How can you motivate others?
In three words: Strengths based management.
Here’s how it works. People naturally tend to want their autonomy, to want self-direction in their tasks, and to want to use their areas of greatest strength at work. This is based on surveys of over 2 million people done by Gallup in their book, “Now, Discover Your Strengths.”
Instead of trying to fit a square peg into a round hole, and trying to MAKE someone do a job they’re not suited for, why not take some time with your current and future employees and sit down and figure out where people are strong and where they can excel?
Why not give them that feeling of joy coming to work? Each person’s talents are enduring and unique. And each person’s greatest potential for growth is in their areas of strength. So help your employees grow! Strengths based assessments are available online from Gallup, you do have to buy their book, but it will be worth it in the productivity increase you see. And you have to buy the book new, because each book has a number in it that gives you a one-time login to their strengths test. You can see some of the basic keywords for each strength in my previous post.
If you want to help your direct reports figure out their areas of greatest strength, and learn which things you can do to really motivate them, it’s worth the investment. Here are some ways to manage different types of strengths at work.

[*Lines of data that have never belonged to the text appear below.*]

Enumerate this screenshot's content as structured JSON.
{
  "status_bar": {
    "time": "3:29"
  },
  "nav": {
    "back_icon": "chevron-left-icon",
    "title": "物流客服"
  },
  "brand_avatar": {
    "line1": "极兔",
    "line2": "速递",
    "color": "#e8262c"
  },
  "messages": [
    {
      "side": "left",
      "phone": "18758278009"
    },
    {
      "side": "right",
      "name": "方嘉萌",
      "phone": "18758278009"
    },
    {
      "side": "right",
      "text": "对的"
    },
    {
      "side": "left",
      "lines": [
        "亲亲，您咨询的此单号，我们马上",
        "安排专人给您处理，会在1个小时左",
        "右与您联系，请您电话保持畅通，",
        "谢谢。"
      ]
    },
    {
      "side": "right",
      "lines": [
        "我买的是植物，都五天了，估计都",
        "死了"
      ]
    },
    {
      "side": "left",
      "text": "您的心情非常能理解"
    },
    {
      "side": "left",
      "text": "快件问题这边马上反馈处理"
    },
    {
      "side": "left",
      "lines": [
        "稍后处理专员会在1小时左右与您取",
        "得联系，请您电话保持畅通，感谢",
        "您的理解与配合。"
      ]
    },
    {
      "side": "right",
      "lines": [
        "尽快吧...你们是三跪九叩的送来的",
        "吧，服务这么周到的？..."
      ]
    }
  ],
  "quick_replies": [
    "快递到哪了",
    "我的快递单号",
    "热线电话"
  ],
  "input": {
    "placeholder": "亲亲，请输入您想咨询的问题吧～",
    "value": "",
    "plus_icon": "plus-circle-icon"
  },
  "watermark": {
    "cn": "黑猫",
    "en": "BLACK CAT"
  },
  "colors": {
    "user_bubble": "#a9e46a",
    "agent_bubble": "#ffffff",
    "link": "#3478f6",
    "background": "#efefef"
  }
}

You can ask them to do extra work. They like to be busy. Don’t ask them to go to boring meetings. Help them measure what they get done. Work alongside them. Slackers annoy them. Give them recognition, show that you admire how hard they’re working, then give them a new goal.
This person loves to ACT! Get this person to identify what needs to be done, and then to start a project. Assign them to a team that is bogged down, and this person will stir them to action. Listen when they complain, as they can see where things need to be improved right now. Don’t ask this person to wait for weeks of approval processes. Let them get things done quickly.
Great team member because this person loves to respond to new situations. If plans go awry, they will adjust and respond to what’s going on. No sulking, just redirection. Doesn’t really want to talk about the future or plan. Just wants to respond to things here and now. Most productive on short term assignments.
Lay out the logic of the decision very clearly. Recognize and praise this person’s reasoning ability. When defending a decision, show the supporting numbers. And try to be exact and well researched. This person loves to discover patterns in data. Take their point of view seriously, because they have thought it out. Sometimes this person may be more interested in getting the job done well than getting it done on time. So check up on this person when a deadline is looming.
This person thrives on responsibility. Let them choose the project team members, and give them complex, multifaceted assignments. They love figuring out how to be resourceful. They build good teams through trust and relationships, and won’t work with someone who they think does a less than excellent job.
Tie back the project into this person’s values. This person is strongly connected to their family and community, and when you appreciate and honor that, they respect you for that. You also need to be able to tie back what they are doing in their job and how it is helping the community.
This person needs to be given room to lead. And when you need to get things moving, ask this person to take charge. If this person starts empire building, upsetting colleagues, ignoring commitments, meet them head on, confront with specific examples, and demand immediate restitution. Then arrange for them to be productive as quickly as possible. However, if this person becomes aggressive or confrontational, ask yourself if you couldn’t find someone else to lead.
This person finds it easy to carry on conversations, so bring them to social gatherings to entertain customers or prospects. Ask them to help people in your organization make more engaging presentations. Ask this person to learn the stories in your organization, and bring your org culture to life. Take time to hear about this person’s life and experiences. They will enjoy telling, and you will enjoy listening.
Tune in tomorrow for more ways to bring out the best in people!
Try to do one on one assessments of people you work with, and reward them in certain ways that seem consistent with their strengths. Do you notice an increase in productivity or a lift in mood?
Follow Wild Woman Fundraising on Twitter! Because you want to motivate people faster!
Stay tuned for the next post on August 9th, when we’ll be talking about the next set of people you might manage at work. Finally, we’ll finish the series on August 12th, when we’ll have gone through all 34 types that Buckingham and Clifton outline in their book, Now, Discover Your Strengths. If you’d like to take their official test to see where you stand, you have to buy their book new.
If you’d like even more resources on nonprofit leadership, check out my comprehensive page here!